Content starts

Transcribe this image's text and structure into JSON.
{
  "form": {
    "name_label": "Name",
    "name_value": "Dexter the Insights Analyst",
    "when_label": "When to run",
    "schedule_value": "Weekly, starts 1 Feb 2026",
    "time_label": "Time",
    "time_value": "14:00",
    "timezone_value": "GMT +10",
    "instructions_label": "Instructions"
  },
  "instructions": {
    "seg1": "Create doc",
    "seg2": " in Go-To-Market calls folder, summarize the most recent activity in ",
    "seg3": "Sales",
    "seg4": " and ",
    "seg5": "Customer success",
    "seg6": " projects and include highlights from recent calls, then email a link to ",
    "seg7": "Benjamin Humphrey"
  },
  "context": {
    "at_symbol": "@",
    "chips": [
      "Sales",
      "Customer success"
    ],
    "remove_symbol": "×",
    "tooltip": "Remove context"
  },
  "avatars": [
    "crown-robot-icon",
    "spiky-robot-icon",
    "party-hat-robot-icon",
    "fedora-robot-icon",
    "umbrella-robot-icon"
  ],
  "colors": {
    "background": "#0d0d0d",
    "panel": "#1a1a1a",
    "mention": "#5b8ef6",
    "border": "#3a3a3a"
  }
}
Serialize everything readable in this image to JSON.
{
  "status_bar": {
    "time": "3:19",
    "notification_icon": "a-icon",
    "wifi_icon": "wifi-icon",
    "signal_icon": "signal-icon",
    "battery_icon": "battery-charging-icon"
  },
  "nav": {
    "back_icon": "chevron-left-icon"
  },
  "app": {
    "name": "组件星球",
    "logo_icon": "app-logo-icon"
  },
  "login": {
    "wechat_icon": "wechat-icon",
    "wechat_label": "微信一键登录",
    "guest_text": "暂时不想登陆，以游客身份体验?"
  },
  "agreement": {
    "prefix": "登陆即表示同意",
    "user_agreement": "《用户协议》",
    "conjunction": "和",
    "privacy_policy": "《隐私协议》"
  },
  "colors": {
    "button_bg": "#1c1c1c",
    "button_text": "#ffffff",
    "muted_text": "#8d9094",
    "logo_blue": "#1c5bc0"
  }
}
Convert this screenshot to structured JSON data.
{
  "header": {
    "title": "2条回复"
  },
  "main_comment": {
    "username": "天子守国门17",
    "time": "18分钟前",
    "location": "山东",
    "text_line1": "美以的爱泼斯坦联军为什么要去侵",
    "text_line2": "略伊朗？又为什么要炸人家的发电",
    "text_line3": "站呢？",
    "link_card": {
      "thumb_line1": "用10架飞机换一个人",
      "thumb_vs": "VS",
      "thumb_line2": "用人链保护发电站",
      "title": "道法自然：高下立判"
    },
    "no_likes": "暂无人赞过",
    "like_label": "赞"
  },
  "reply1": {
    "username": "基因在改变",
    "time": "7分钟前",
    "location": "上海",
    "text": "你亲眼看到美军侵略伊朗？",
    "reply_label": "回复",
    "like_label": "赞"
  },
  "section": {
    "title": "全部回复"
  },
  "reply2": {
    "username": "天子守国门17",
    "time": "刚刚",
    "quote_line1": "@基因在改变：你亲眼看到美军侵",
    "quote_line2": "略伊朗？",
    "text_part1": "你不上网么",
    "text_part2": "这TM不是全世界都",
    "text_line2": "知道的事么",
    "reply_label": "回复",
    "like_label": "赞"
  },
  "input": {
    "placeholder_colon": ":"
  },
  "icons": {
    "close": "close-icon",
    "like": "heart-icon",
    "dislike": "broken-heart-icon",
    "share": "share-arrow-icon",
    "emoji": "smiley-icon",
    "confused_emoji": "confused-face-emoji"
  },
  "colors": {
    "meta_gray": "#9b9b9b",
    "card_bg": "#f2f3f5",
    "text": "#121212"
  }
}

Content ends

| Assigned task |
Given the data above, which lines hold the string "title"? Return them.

| Task answer |
    "title": "2条回复"
      "title": "道法自然：高下立判"
    "title": "全部回复"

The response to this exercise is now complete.